So…what happened if a blockade runner was captured? What happened to the ship? The crew? And what would a captain do to prevent capture?
Today, we’ll continue our discussion of blockade runners bringing supplies to the Confederacy during the Civil War, focusing on a relatively common circumstance, but one that every Southern captain wanted to avoid. A captured ship meant loss of supplies entering the Southern states and loss of profit for the owners, captain, and crew. Continue reading →
I don’t know how you envision blockade runners, but I know before I started studying I assumed they were sailing ships. I don’t really know why I thought that, and it was quite a learning revolution as I started exploring the details of these ships.
Blockade Runners were steamships. And some of the cutting edge technology of their day was incorporated into their design. You know how we think of stealth ships today (wow, amazing technology)? That’s kind of how designers felt about the new ships running the Union blockade. But – just to be perfectly clear – blockade runners were not stealth!
I’ve collected some interesting details about the construction of the some of the most “techy” blockade runners to sail the Atlantic: where they were built, their fuel, their speed, and their size. Continue reading →
It’s time to focus on some aspects of maritime history during the American Civil War. We’ll spend the rest of the year (on Wednesdays) taking about Blockade Runners – their voyages, international politics, ships, captains and crew, and other aspects of these “secretive” merchant vessels.
However, in today’s blog post we’ll talk about the blockade. After-all, it’s rather hard to have a blockade runner if there is no actual blockade.
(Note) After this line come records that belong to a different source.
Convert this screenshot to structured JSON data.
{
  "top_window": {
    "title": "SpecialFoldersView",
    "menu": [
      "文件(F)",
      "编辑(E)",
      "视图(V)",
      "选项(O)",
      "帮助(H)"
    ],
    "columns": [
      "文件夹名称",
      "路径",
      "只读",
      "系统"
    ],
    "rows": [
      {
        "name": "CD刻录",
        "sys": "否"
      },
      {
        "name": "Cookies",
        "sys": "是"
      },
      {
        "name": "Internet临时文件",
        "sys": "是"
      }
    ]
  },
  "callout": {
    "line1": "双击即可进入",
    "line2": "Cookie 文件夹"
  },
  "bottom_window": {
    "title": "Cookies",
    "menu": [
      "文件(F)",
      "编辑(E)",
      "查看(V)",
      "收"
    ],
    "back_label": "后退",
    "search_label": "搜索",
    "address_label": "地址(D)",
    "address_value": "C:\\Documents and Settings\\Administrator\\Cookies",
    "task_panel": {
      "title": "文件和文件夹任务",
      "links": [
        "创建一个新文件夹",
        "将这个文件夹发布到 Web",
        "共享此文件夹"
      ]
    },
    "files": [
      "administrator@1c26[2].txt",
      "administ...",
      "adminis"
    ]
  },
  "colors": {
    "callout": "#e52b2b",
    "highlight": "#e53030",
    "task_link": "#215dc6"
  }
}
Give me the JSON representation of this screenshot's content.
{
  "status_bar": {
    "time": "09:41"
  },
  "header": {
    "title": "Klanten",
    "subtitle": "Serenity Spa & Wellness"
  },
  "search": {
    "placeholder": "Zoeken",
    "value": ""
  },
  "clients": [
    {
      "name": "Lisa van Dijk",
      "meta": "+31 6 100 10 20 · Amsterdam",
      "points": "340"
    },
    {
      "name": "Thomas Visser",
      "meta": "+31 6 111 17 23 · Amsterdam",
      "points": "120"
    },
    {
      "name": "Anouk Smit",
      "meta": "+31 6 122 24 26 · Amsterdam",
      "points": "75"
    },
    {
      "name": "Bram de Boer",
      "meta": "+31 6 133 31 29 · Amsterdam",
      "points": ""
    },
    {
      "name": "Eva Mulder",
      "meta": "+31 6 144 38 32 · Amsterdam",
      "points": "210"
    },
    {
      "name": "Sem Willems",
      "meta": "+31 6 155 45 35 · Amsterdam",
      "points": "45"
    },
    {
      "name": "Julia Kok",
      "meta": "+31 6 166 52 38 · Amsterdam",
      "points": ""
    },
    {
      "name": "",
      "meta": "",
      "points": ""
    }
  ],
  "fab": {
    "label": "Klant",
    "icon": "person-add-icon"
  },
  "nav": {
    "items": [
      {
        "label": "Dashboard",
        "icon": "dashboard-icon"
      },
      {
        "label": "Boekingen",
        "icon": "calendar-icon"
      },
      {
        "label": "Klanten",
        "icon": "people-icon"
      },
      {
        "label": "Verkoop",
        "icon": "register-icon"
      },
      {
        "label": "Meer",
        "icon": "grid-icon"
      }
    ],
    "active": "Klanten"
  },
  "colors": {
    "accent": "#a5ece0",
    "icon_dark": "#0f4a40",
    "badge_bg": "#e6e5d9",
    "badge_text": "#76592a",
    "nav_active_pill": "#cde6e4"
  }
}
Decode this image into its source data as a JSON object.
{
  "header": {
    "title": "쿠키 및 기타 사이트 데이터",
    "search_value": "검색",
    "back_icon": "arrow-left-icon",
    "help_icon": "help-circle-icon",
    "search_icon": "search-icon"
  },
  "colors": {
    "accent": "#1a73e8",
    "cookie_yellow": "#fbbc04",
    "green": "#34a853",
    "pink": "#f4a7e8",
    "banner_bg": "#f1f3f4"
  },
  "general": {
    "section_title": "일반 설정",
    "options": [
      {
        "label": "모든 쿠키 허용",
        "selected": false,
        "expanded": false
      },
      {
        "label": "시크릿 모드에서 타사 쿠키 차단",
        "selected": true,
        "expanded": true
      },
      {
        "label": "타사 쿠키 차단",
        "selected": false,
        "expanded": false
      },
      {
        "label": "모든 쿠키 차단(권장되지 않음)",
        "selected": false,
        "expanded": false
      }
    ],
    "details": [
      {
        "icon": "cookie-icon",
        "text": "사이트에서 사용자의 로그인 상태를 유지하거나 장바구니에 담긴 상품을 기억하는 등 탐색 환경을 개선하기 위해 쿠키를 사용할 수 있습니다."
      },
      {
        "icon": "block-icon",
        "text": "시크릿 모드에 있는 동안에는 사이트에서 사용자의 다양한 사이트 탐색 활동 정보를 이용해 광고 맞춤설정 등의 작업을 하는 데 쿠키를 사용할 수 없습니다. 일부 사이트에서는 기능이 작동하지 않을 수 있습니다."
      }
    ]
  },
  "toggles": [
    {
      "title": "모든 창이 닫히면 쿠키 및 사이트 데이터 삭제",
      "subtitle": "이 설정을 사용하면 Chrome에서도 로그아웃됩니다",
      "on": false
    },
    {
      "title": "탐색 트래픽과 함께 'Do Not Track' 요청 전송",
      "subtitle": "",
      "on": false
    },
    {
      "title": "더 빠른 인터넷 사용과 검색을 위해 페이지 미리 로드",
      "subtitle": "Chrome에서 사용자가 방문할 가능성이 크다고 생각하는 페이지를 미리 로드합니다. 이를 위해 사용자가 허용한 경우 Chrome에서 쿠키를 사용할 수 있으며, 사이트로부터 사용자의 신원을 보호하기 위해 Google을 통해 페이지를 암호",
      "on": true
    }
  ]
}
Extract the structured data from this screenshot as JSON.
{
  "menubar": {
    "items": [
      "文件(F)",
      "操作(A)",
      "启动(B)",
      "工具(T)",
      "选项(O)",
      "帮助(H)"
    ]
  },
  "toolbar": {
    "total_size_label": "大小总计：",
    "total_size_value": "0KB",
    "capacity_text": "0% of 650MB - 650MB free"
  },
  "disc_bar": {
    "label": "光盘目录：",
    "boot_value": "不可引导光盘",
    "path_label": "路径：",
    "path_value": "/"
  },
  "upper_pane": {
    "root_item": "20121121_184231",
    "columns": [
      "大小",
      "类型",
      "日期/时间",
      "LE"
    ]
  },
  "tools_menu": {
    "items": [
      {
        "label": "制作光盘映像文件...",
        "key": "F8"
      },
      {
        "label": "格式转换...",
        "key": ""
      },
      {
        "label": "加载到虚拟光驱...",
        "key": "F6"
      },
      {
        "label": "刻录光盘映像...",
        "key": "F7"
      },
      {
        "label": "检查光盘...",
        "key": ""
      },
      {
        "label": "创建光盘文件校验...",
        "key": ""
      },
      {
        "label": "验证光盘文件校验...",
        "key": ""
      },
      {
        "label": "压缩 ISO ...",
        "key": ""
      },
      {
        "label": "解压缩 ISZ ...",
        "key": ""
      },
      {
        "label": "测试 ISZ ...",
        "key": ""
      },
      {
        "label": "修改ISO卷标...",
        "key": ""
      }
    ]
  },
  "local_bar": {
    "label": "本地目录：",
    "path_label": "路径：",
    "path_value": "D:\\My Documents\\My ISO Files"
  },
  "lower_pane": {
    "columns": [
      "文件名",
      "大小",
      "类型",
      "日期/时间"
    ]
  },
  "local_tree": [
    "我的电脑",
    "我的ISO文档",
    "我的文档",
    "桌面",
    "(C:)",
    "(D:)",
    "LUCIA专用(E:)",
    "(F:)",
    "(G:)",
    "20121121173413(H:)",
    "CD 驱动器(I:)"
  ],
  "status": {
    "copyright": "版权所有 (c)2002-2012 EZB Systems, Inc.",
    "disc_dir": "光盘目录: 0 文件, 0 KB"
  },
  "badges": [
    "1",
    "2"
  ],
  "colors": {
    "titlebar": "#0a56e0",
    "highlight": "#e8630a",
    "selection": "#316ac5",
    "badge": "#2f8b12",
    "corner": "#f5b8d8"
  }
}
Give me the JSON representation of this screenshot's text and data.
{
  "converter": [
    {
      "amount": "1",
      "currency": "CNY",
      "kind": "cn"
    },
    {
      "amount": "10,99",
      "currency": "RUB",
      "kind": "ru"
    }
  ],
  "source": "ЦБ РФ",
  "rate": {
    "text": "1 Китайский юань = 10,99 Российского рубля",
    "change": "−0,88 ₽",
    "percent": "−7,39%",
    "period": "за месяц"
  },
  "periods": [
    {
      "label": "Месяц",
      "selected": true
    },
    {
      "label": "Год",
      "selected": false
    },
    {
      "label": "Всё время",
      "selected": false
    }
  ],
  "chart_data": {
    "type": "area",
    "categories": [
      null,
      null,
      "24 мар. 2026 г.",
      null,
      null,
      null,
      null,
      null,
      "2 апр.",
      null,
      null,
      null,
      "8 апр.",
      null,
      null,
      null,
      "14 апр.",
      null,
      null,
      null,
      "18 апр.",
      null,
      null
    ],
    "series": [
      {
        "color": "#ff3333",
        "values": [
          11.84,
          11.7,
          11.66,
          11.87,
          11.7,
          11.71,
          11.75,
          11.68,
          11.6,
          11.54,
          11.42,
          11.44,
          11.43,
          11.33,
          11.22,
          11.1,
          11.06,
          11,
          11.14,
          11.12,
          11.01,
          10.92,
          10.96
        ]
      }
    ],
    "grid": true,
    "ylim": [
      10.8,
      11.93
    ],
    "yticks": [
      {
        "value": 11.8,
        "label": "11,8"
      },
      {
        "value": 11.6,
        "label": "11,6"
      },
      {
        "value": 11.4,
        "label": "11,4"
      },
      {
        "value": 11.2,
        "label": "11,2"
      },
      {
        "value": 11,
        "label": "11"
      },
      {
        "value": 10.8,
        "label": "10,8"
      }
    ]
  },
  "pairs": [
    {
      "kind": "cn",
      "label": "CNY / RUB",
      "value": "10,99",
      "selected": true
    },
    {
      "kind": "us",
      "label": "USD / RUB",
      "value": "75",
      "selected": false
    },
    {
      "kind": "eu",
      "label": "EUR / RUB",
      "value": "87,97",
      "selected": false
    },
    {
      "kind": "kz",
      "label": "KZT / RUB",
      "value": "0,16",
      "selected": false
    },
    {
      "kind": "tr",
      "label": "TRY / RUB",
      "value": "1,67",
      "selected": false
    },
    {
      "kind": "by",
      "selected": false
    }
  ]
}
So I’ve asked the five classic questions (what, when, where, why, and how) and the answers will give some anchoring information as we sail into this new topic connected to 19th Century American Maritime. Continue reading →